British settlement

In 1770, a grant of the island was made to Captain William Owen (1737–1778) of the Royal Navy, who renamed it Campobello. The island's name was derived from Britain's Governor of Nova Scotia, Lord William Campbell, by Italianizing/Hispanicizing his name Campbell (which is really of Scottish Gaelic origin), alluding to campo bello, which in Italian means "beautiful field" and in Spanish "beautiful country(side)". The creation of the colony of New Brunswick in 1784 saw the island transferred to the new jurisdiction, and by the end of the 18th century the small island had a thriving community and economy, partly aided by Loyalist refugees fleeing the American Revolutionary War. Smuggling was a major part of the island's prosperity after the Revolution, a custom to which local officials largely turned a blind eye. During the War of 1812 the Royal Navy seized coastal lands of Maine as far south as the Penobscot River but returned them following the war, except for offshore islands. In 1817 the U.S. relinquished its claim to the Fundy Isles (Campobello, Deer Island, and Grand Manan), and the British returned islands in Cobscook Bay including Moose Island but notably did not return Machias Seal Island. By the mid-19th century, Campobello Island had a population in excess of 1,000. In 1910, 1,230 people lived there.

Fenian raid

In 1866, a band of more than 700 members of the Fenian Brotherhood arrived at the Maine shore opposite the island with the intention of seizing Campobello from the British. British warships from Halifax, Nova Scotia were quickly on the scene and a military force dispersed the Fenians. This action served to reinforce the idea of protection for New Brunswick by joining with the British North American colonies of Nova Scotia, Canada East (Quebec), and Canada West (Ontario) in Confederation to form the Dominion of Canada a year later.

20th century tourism

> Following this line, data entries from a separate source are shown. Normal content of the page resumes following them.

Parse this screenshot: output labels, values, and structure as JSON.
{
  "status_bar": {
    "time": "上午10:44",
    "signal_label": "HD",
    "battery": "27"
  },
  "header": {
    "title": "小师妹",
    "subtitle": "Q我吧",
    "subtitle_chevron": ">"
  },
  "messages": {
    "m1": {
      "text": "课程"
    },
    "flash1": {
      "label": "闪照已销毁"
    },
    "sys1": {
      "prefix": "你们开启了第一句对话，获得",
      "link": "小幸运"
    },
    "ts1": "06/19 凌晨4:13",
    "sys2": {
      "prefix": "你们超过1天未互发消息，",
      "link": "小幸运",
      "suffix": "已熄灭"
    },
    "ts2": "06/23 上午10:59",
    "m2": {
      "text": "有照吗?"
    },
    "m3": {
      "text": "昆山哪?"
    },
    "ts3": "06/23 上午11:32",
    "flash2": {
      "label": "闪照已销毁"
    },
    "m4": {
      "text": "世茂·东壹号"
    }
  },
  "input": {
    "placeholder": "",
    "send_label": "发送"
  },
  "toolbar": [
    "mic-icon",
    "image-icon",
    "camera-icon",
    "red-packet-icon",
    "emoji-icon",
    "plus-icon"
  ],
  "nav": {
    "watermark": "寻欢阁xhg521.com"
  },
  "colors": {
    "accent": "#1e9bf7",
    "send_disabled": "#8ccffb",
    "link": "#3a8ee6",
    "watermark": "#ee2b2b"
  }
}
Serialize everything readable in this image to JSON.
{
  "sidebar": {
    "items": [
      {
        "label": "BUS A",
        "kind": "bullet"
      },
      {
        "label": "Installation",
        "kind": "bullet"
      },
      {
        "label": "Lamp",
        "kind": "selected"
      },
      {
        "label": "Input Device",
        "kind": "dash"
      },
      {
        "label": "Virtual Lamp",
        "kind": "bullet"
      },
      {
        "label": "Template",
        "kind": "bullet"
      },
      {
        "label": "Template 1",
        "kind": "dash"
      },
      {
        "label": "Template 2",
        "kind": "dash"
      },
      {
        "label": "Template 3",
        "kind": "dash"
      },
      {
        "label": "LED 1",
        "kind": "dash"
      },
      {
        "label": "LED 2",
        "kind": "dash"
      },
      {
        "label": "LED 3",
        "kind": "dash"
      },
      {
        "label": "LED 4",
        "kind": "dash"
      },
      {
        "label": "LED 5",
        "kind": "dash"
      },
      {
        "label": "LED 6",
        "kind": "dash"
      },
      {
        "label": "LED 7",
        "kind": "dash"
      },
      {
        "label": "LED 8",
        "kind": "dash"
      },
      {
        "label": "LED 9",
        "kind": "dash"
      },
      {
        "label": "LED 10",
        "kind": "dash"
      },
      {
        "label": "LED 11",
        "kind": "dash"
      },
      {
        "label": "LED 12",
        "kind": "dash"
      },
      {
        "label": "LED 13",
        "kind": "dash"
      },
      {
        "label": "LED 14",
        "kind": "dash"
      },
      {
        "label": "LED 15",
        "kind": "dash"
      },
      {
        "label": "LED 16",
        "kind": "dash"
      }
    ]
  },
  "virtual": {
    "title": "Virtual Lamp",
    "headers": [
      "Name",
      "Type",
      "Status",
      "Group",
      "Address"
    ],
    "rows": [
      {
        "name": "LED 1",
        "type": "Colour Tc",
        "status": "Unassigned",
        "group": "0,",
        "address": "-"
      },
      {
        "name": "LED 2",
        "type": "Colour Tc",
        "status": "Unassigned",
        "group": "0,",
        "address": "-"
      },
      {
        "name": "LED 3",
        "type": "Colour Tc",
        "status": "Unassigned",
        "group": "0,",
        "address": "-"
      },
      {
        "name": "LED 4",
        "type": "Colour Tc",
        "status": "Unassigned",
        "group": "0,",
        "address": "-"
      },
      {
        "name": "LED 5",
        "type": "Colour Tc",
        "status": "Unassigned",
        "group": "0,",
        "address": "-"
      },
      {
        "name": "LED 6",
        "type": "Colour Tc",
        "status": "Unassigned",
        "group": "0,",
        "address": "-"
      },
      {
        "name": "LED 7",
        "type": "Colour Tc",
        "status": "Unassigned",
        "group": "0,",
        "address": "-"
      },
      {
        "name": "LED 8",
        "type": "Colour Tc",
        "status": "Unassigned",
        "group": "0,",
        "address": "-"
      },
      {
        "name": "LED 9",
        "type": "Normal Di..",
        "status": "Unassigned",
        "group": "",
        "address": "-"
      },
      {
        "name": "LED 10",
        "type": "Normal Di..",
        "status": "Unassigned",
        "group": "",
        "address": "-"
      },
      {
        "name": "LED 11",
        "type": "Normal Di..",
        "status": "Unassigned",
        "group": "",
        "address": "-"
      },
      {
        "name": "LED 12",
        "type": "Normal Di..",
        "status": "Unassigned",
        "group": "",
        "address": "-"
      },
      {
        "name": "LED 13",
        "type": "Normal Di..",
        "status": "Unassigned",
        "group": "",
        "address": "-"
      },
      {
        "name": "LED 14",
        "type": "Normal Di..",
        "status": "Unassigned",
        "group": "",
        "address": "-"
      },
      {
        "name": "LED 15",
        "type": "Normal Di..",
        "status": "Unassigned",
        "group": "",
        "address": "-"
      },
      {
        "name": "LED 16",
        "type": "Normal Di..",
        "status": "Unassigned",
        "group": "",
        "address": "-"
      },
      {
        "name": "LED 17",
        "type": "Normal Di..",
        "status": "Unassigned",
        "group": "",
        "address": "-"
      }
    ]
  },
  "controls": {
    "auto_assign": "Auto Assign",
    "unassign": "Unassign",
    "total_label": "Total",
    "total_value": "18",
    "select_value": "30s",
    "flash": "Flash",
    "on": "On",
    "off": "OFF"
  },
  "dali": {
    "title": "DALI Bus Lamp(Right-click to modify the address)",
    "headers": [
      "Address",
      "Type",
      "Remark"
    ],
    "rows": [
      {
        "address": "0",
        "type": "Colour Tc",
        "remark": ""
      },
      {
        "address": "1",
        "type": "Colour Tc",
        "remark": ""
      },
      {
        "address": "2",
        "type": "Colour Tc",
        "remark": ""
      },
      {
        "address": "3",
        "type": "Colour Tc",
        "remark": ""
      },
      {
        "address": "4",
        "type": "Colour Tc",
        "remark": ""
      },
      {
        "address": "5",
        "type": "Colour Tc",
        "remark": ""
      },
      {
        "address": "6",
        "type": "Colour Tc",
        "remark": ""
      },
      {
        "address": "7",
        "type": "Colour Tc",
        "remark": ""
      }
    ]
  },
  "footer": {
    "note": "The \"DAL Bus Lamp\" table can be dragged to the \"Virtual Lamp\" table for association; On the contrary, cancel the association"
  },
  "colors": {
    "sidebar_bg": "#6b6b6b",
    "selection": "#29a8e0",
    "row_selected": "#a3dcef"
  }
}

Campobello has always relied heavily on fishing as the mainstay of the island economy; however, the Passamaquoddy Bay region's potential for tourism was discovered during the 1880s at about the same time as The Algonquin resort was built at nearby St. Andrews and the resort community of Bar Harbor was beginning to develop. Campobello Island became home to a similar, although much smaller and more exclusive, development following the acquisition of some island properties by several private American investors. A luxurious resort hotel was built and the island became a popular summer colony for wealthy Canadians and Americans (including the Delano Roosevelt family), many of whom built grand estates there.

Research Tips

  • New Brunswick Provincial Archives. This is the introductory page. The tabs will lead you to more precise material.
  • The FamilySearch wiki. This lists the availability of vital statistics indexes for New Brunswick.
  • New Brunswick GenWeb. A round-up of a lot of genealogical information at the province, county and parish level. Lists of cemeteries and monumental inscriptions can be found here.
  • The Provincial Archives website titled The Placenames of New Brunswick has maps of all of its parishes and descriptions of some communities within them. This site contains "cadastral" maps for each parish illustrating the grantee’s name for land granted by the province. These maps are cumulative, showing all grants regardless of date.
  • Microfilm images of all Canadian censuses 1851-1911 are online at Library and Archives Canada, as well as at FamilySearch and Ancestry. The 1921 census appears to be available only at Ancestry.
  • More possibilities can be found by googling "New Brunswick province family history" and investigating the results.
  • The word "rencensement", found in Sources, is French for "census".
This page uses content from the English Wikipedia. The original content was at Campobello Island, New Brunswick. The list of authors can be seen in the page history. As with WeRelate, the content of Wikipedia is available under the Creative Commons Attribution/Share-Alike License.